It would fall unimpeded through your body, carve a channel through your gut, come out through your nether regions, and burrow a hole toward the center of the Earth.Then you’d have to worry about confinement. Freeing the sample from its superdense, high-pressure home and bringing it to Earth’s relatively low-pressure environment would cause it to expand explosively without proper containment. But if it didn’t blow up in your face—or vaporize your face, since the stuff’s temperature ranges between 10,000˚ and 100,000˚F—and you somehow got it to your kitchen table, you’d be hard-pressed to feed yourself: A single teaspoon would weigh in excess of five tons. “You’d pop it into your mouth and it would fall unimpeded through your body, carve a channel through your gut, come out through your nether regions, and burrow a hole toward the center of the Earth,” Hammergren says. “The good news is that it’s not quite dense enough to have a strong enough gravitational field to rip you apart from the inside out.”
It probably wouldn’t be worth the trouble anyway, Hammergren laments. White dwarfs are mostly helium or carbon, so your teaspoonful would taste like a whiff of flavorless helium gas or a lick of coal. But if you’re desperate for a taste of star, you don’t really need to travel 8.6 light-years—your fridge is full of the stuff. Most of the elements that make up our bodies and everything around us were formed in the cores of stars and then belched out into the universe over billions of years. Basically everything you eat was once part of a star. Might we recommend some star fruit?

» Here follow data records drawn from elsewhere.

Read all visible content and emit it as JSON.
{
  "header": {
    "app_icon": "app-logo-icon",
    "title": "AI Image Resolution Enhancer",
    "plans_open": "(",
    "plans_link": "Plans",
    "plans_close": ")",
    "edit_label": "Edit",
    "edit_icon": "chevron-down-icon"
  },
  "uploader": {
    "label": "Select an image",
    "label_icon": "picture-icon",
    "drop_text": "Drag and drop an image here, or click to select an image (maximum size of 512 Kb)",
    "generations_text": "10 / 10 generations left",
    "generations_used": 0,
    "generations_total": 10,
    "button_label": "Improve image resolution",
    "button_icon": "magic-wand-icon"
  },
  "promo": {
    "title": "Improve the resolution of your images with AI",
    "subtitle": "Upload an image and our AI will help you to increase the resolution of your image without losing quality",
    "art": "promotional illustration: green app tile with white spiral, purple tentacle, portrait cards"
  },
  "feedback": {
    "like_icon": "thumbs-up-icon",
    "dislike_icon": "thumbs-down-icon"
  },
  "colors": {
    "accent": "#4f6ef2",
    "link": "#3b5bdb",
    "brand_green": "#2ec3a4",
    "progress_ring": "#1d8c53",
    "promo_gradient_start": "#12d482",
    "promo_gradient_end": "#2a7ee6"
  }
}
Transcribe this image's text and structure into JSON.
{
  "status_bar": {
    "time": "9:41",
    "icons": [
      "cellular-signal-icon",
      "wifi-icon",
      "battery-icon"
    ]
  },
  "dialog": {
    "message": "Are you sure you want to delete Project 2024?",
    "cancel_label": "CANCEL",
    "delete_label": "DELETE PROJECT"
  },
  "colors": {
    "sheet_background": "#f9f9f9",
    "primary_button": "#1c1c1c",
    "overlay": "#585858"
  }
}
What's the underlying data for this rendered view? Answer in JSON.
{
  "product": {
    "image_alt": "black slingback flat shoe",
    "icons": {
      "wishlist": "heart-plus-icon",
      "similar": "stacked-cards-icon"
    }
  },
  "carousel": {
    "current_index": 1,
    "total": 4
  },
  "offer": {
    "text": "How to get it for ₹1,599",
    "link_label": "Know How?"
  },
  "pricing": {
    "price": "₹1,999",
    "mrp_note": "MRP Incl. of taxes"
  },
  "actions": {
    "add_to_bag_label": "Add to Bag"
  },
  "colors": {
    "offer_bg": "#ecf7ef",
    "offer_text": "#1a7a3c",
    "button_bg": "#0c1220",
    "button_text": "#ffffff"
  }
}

This article originally appeared in the November 2009 issue of Popular Science magazine.